How To Set Up Your Yacht Business To Comply With Tax Laws
This article is a basic overview of how to qualify for tax advantages. Before you make the decision to purchase a yacht, consult with us to figure out if this scenario will be suitable for your situation. We will advise you on what size yacht you qualify for and what charter company will work for you in which location. There are many things to consider. We can discuss all scenarios with you and tailor the program for you and your family.
Establish a Yacht Business Purpose
Set up a business partnership with a charter management company that understands the guidelines and will book the yacht for charter. Some business professionals simply operate their own boats and offer cruises or CE courses to meet the criteria. A number of choices are available to you, but it is critical for the business to be set up correctly from day one as any misstep may disqualify the yacht business. When this happens and the intent to make a profit cannot easily be proven, the less favorable hobby loss rule may apply.

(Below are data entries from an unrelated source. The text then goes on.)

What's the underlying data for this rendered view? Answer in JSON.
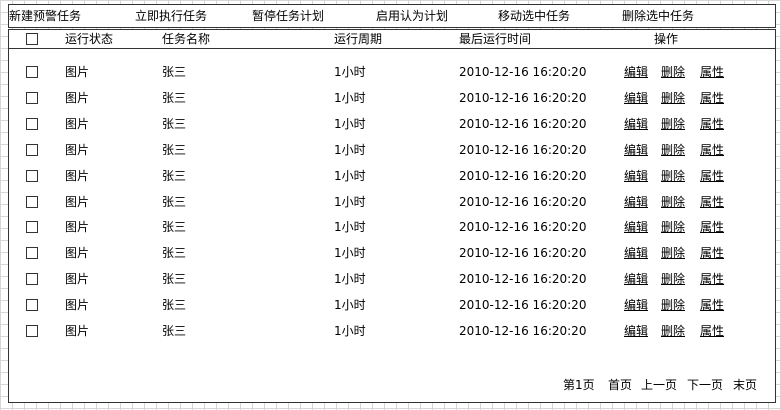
{
  "toolbar": {
    "new_alert_task": "新建预警任务",
    "run_now": "立即执行任务",
    "pause_plan": "暂停任务计划",
    "enable_default_plan": "启用认为计划",
    "move_selected": "移动选中任务",
    "delete_selected": "删除选中任务"
  },
  "table": {
    "columns": [
      "运行状态",
      "任务名称",
      "运行周期",
      "最后运行时间",
      "操作"
    ],
    "actions": {
      "edit": "编辑",
      "delete": "删除",
      "properties": "属性"
    },
    "rows": [
      {
        "status": "图片",
        "name": "张三",
        "period": "1小时",
        "last_run": "2010-12-16 16:20:20"
      },
      {
        "status": "图片",
        "name": "张三",
        "period": "1小时",
        "last_run": "2010-12-16 16:20:20"
      },
      {
        "status": "图片",
        "name": "张三",
        "period": "1小时",
        "last_run": "2010-12-16 16:20:20"
      },
      {
        "status": "图片",
        "name": "张三",
        "period": "1小时",
        "last_run": "2010-12-16 16:20:20"
      },
      {
        "status": "图片",
        "name": "张三",
        "period": "1小时",
        "last_run": "2010-12-16 16:20:20"
      },
      {
        "status": "图片",
        "name": "张三",
        "period": "1小时",
        "last_run": "2010-12-16 16:20:20"
      },
      {
        "status": "图片",
        "name": "张三",
        "period": "1小时",
        "last_run": "2010-12-16 16:20:20"
      },
      {
        "status": "图片",
        "name": "张三",
        "period": "1小时",
        "last_run": "2010-12-16 16:20:20"
      },
      {
        "status": "图片",
        "name": "张三",
        "period": "1小时",
        "last_run": "2010-12-16 16:20:20"
      },
      {
        "status": "图片",
        "name": "张三",
        "period": "1小时",
        "last_run": "2010-12-16 16:20:20"
      },
      {
        "status": "图片",
        "name": "张三",
        "period": "1小时",
        "last_run": "2010-12-16 16:20:20"
      }
    ]
  },
  "pagination": {
    "current": "第1页",
    "first": "首页",
    "prev": "上一页",
    "next": "下一页",
    "last": "末页"
  }
}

Set Your Yacht Up as a Business in an LLC or Other Pass-Through Entity
The business tax advantages should directly offset the income from your boat business activity as well as the taxable income from any other active source including your regular job (W2 income). Our business plan highlights the tax advantages available to you through the yacht as a business plan. That way you can adjust your withholding and use the tax advantages to offset cash flow immediately! The tax advantages include writing off:
- expenses for inspection visits to the boat
- bonus depreciation
- MACRS or straight line depreciation
- boat show expenses to sell boats
- familiarization trips on the boat for the purpose of understanding the cruising ground in order to sell charters
Consider Your Ultimate Goals and Exit Strategy
- Retirement within 2,5,7 years: In this case you want to build equity with tax savings.
- Longer term strategy: Purchase an interim yacht, sell it at the end of the period and convert your second yacht to personal use (like-kind exchange in real estate).
- Offsetting cost of ownership: You prefer that a management company takes care of the day-to-day management of the yacht but still want to be actively involved in other areas of the business like marketing, accounting etc. to offset the costs of owning the yacht.
How to Make Sense of a Yacht as a Business
- When you set your yacht up as a business, you get income and tax advantages.
- The great thing about the programs we select compared to a standard charter company plan is that you only need a few weeks of charter income combined with tax advantages to cover 80-100% of costs. You don’t need to charter excessively and have your boat get the wear and tear it receives in a regular charter company program.
- You can have your yacht equipped the way you want it with washer/dryer, air conditioner, water maker, etc. and you can use it as much as you like depending on your business strategy.
- From a tax point of view, there are three aspects to consider:
- First year of service – qualify for the Section 179 expense allowance of up to $500,000 + take bonus depreciation
- Longer term benefits such as retirement strategy
- Offsetting costs of owning.
Note: Regular charter management programs do NOT qualify you for the tax benefits for the following reasons:
- In these cases you have to commit to an agreement that turns over control to the management company. This arrangement is considered to be PASSIVE, instead of the obligatory ACTIVE participation required to qualify for Section 179 benefits.
- Typically the agreement is negotiated for a term of 2 years minimum and usually 5 years, constituting a lease that is considered PASSIVE participation. The lease has to be negotiated every year to show ACTIVE participation.
You can purchase your yacht to your specifications including an owner version layout, set the yacht up as a business, operate it with the help of a charter company anywhere worldwide, and have your yacht at least partially or fully paid off at the end of the contract period by applying business revenues and tax advantages. Do not be fooled however, as dumping your yacht in a charter fleet for 5 years and collecting a guaranteed monthly income is deemed “passive income” and does not qualify you for the section 179 rule and tax advantages. Once your “Yacht As A Business” is set up correctly, you stand to benefit greatly from this concept, but it does require work on your part.
Limits and Qualifying Property
As always, there are limits to Section 179. The underlying limit is the total cost of the equipment you are deducting cannot exceed the total amount of the taxable income you are reporting. This means you cannot have huge equipment deductions while also showing no income. Also, you always need to check your local state tax laws in regards to expensing equipment purchases.
**This information is general in nature and purchasers are encouraged to seek experienced legal counsel in yacht acquisition planning and implementation. Catamaran Guru is not a licensed Tax Attorney or CPA and is not qualified to give legal advice but we can put you in touch with experts who are.